Blog: Reflections on Mentorship & Performance Art, Through Tasseography
Ripples evade us
Traveling beyond our eye
Touching shores unknown
In this photo is my Turkish coffee from our latest visit to my mother-in-law’s. Her mother was known across Serbia as an expert in reading coffee grounds and tea leaves (tasseography); people would travel for days just to consult with her. As a result, we drink (at least) one cup with my mother-in-law every time we’re in town and see what the grounds have to say. More on that in a moment.
During the pandemic, I’ve been focusing a lot on mentorship + thinking about the future of performance art. Providing mentorship to current students at my alma mater, in the IGDA, and who are simply new to game dev has been incredibly fulfilling for me. There’s also a certain solace in feeling like I’m doing everything I can to steer marginalized devs toward a (hopefully) less challenging and painful road than the one I’ve traveled so far.
Mentorship is different from some of the other goals I’ve pursued over the years, in that I don’t get to see direct effects up close. Although I periodically follow up with mentees and happily reply when they email me with questions, I mostly have to take my hands off the wheel and let them drive. I have every confidence that they’re all doing the absolute best they can, given the state of the world and the unique challenges that each person faces.
But every toe dipped into a pond creates ripples, even if we have no idea when or where they’ll land. All we can do is try to make sure those ripples are based on good intentions, an informed perspective, and positive change.
I’ve had to do (and continue to do) a lot of work to grow beyond problematic beliefs with which I was raised + huge mistakes I’ve made that hurt others and myself.
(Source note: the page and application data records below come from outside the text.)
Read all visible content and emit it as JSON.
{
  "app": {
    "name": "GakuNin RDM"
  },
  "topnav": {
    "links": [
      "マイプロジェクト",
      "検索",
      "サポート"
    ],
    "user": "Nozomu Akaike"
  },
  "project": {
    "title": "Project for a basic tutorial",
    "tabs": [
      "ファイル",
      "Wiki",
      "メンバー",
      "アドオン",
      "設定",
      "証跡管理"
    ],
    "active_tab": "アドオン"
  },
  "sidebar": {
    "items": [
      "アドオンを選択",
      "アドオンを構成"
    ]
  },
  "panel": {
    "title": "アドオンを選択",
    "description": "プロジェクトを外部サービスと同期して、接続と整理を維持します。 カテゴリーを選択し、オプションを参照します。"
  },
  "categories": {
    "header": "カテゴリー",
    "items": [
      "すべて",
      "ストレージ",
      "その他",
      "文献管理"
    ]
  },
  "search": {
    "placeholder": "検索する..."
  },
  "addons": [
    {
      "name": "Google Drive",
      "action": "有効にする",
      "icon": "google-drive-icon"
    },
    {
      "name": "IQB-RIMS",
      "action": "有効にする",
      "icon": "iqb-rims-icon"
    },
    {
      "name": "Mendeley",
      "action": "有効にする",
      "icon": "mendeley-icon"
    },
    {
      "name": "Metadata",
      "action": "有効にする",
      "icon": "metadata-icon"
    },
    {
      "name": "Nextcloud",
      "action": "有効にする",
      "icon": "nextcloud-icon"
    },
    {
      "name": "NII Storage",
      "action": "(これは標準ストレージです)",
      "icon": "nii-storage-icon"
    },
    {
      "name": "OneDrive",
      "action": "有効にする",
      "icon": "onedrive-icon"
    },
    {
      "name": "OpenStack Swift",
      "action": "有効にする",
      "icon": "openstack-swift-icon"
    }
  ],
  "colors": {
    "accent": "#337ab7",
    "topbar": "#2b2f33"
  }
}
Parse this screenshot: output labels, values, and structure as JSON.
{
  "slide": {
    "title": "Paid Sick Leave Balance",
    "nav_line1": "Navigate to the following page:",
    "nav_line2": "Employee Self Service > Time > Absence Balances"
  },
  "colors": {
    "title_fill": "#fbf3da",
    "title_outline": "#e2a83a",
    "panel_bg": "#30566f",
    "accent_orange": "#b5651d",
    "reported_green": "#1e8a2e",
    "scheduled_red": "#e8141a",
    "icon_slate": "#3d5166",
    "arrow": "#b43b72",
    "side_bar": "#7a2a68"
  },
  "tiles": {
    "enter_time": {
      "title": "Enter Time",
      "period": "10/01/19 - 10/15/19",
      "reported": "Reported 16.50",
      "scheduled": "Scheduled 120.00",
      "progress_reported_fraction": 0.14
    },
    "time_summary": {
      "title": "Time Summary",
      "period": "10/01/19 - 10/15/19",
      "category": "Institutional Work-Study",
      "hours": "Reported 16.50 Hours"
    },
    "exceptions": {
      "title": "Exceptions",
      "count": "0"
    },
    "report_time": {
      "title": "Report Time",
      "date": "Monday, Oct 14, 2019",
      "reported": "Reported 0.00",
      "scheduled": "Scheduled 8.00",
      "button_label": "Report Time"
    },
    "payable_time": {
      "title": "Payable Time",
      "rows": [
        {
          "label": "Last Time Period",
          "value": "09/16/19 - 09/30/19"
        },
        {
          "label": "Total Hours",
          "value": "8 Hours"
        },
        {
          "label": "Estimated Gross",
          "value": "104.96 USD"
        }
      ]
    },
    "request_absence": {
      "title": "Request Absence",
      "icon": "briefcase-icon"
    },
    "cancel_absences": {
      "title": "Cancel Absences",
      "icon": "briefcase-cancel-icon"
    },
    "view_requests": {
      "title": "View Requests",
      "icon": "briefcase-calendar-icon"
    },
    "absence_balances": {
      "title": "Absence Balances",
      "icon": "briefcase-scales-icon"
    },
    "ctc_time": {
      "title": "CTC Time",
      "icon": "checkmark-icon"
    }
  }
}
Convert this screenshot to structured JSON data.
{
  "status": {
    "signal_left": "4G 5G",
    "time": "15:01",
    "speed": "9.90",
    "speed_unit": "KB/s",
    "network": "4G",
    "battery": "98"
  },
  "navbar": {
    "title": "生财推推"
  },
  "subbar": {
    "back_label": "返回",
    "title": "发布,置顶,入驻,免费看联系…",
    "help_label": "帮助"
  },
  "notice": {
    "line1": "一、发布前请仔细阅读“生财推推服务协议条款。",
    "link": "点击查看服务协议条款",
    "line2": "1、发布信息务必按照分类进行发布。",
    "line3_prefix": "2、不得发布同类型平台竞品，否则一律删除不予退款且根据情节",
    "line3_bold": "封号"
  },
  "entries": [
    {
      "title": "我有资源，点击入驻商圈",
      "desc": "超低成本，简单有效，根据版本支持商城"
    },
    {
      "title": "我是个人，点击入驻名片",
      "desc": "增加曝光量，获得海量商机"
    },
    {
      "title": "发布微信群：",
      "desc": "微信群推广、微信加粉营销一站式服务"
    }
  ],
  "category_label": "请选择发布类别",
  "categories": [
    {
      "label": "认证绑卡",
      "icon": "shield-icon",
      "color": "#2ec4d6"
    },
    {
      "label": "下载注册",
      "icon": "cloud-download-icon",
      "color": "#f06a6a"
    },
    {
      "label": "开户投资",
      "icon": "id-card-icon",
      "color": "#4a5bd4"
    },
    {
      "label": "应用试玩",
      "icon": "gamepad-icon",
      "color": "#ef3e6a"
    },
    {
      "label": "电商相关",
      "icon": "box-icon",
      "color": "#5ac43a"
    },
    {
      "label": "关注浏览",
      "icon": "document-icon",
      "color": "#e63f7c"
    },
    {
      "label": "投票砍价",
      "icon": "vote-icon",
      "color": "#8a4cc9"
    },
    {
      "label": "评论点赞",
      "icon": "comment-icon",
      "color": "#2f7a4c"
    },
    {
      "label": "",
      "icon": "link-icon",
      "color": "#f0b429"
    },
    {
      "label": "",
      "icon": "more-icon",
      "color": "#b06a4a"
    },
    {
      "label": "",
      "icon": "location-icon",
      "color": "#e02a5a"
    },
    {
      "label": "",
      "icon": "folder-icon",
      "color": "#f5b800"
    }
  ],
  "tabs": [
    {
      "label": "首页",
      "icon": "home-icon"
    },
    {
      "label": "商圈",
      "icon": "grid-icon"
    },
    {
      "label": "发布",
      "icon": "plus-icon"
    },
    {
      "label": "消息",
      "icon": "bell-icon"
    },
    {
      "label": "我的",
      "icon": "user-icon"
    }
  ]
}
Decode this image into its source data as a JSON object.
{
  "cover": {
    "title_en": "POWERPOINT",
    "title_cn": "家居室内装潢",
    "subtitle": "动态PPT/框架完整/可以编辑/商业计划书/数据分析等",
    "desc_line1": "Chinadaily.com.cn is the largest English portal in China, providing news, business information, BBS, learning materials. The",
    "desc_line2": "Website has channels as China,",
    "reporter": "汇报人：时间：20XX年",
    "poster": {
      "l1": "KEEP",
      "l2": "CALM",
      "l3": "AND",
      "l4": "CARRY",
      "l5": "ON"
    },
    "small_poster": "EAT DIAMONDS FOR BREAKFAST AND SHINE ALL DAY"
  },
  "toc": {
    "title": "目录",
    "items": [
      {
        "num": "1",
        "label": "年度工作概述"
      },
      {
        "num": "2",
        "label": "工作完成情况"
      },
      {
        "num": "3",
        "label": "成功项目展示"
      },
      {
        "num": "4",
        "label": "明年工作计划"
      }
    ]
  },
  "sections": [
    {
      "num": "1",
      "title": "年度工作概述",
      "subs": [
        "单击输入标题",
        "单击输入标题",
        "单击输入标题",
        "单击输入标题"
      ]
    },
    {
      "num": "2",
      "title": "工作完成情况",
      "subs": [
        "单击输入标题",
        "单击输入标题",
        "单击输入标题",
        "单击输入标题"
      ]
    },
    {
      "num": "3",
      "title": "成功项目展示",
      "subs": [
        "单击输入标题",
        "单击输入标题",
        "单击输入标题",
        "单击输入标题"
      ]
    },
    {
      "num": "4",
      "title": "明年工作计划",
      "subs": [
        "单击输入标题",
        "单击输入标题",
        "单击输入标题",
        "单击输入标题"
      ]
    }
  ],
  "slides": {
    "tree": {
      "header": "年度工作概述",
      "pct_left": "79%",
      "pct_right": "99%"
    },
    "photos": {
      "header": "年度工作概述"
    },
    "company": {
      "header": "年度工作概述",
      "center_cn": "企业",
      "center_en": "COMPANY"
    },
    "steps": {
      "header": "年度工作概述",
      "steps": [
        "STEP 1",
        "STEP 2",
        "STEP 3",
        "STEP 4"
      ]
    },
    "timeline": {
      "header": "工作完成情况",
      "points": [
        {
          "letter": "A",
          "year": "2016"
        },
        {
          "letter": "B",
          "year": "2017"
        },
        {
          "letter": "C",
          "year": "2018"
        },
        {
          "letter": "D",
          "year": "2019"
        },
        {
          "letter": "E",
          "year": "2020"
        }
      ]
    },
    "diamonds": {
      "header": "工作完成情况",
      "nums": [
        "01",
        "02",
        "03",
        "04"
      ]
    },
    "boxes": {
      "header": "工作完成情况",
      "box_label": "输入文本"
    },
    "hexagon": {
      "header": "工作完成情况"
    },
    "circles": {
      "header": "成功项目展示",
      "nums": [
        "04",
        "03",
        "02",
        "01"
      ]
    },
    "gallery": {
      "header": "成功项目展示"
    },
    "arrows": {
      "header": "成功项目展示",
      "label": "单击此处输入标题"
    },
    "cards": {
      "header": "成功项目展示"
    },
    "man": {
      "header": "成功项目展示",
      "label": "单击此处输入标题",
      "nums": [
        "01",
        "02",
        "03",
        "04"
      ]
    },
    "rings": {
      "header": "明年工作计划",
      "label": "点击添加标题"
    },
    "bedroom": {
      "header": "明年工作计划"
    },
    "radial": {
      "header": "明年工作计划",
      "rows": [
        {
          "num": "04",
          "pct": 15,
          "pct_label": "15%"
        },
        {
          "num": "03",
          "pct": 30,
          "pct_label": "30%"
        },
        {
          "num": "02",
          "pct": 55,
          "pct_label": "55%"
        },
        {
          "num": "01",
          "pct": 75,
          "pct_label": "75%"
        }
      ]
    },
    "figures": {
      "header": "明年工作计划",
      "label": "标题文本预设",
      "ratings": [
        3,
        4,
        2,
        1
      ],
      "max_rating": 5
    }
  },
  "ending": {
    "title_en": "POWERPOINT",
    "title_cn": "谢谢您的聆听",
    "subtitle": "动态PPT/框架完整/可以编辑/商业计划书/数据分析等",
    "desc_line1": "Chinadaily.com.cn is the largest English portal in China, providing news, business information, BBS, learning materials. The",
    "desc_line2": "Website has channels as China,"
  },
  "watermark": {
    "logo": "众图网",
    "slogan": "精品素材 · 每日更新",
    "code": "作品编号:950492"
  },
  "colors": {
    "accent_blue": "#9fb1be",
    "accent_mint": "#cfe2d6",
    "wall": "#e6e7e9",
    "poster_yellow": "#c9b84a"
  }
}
But, as my wise friend Travis G. once said to me, “If you don’t look at the past and cringe at least a little, you’re probably not growing.” Every day is an opportunity to do better, and we are what we do.
The concept of ripples is something that I also think is important for performance artists to remember during this time of...well, limited/no performances. Whether you’re an international pop star or a singer in a local chorus, you’ve had an effect on others. Your soulful singing at your religious service brought someone some peace. Your comedic community theater acting made someone forget their worries for a night. Your local dance troupe inspired someone to learn to dance.
Those effects matter. My mind was BLOWN when I saw “Phantom of the Opera” at a local theater in Kansas City at age 9; I started singing lessons shortly after and have enjoyed a life full of music ever since. My husband completely changed his perspective on a past trauma after we saw a touring production of “Hamilton” two years ago. The actors will never know what they did for us, but that doesn’t matter. Whether they’re aware or not, those effects were real, and now that attending live theater is (hopefully only temporarily) not an option, they are sorely, deeply missed.
Back to my coffee cup. In it, my mother-in-law saw a long-haired woman singing, mouth wide and her arms outstretched with feeling and unbound joy. On each side of the standing woman is — you might’ve guessed it — ripples. Emanating from both sides of her robe, the ripples of her song are off to inspire people and places unknown.
We may never know how we impact others. But whether it’s helping mentees avoid your struggles, singing holiday songs for your community, or carrying on a family tradition of reading coffee grounds, you have gifts to share and their impact will likely be felt in ways you could never have imagined. Copyright Alexandra M. Lucas 2020